Your instructions =>
Go line by line through the records and tally those that include "구비서류". Respond with the tally only.

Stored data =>
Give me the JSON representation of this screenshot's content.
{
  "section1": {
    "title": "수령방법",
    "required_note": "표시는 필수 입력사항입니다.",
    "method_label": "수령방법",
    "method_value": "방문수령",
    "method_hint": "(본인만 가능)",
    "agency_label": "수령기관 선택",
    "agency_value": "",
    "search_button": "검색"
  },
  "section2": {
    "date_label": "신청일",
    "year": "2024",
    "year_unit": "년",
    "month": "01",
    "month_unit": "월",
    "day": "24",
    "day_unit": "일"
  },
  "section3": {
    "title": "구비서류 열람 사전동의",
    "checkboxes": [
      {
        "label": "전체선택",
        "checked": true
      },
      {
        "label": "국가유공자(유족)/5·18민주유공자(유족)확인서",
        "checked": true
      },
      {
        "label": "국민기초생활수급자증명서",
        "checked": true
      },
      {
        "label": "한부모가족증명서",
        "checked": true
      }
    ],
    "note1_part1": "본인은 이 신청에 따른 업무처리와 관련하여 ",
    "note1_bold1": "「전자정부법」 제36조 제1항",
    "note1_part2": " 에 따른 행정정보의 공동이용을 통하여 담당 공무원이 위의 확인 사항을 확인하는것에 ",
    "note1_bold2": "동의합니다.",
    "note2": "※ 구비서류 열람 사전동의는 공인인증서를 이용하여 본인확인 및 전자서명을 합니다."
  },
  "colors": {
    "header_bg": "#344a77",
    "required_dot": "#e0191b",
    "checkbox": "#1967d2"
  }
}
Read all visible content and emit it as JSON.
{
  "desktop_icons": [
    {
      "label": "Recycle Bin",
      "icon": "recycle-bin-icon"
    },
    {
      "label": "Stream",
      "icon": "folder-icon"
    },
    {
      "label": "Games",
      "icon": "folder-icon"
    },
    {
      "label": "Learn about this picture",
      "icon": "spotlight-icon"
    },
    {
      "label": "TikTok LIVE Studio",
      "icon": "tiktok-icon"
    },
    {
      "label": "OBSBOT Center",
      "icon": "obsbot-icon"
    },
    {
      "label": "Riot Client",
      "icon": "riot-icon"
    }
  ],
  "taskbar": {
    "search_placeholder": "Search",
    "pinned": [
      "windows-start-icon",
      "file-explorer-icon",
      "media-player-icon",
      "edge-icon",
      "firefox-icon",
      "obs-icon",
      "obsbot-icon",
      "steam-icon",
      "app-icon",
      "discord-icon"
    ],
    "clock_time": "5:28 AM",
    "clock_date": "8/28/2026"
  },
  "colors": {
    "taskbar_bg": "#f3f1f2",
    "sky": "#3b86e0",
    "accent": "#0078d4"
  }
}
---
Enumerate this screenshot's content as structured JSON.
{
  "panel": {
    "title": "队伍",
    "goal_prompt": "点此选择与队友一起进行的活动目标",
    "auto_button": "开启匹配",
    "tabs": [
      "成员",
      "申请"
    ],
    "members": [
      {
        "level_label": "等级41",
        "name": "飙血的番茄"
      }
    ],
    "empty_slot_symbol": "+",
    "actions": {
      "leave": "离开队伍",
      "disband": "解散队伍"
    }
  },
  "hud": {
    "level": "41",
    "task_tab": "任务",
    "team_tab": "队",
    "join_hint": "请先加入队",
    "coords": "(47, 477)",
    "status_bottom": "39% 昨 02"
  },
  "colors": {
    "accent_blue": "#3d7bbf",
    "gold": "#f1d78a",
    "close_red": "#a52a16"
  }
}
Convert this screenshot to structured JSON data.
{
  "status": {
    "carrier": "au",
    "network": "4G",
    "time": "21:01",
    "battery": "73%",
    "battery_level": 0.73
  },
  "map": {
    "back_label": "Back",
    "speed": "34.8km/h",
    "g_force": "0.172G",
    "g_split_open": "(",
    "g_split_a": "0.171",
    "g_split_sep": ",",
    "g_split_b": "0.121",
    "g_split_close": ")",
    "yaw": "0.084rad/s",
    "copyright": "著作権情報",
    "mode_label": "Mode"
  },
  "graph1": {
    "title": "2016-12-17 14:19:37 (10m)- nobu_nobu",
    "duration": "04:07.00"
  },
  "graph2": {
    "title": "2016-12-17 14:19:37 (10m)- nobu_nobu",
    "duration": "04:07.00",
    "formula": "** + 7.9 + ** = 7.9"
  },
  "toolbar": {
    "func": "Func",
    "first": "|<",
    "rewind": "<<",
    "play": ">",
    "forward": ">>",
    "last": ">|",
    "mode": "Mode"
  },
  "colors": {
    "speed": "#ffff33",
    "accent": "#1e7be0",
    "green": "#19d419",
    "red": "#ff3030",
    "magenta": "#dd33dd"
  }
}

Answer below =>
2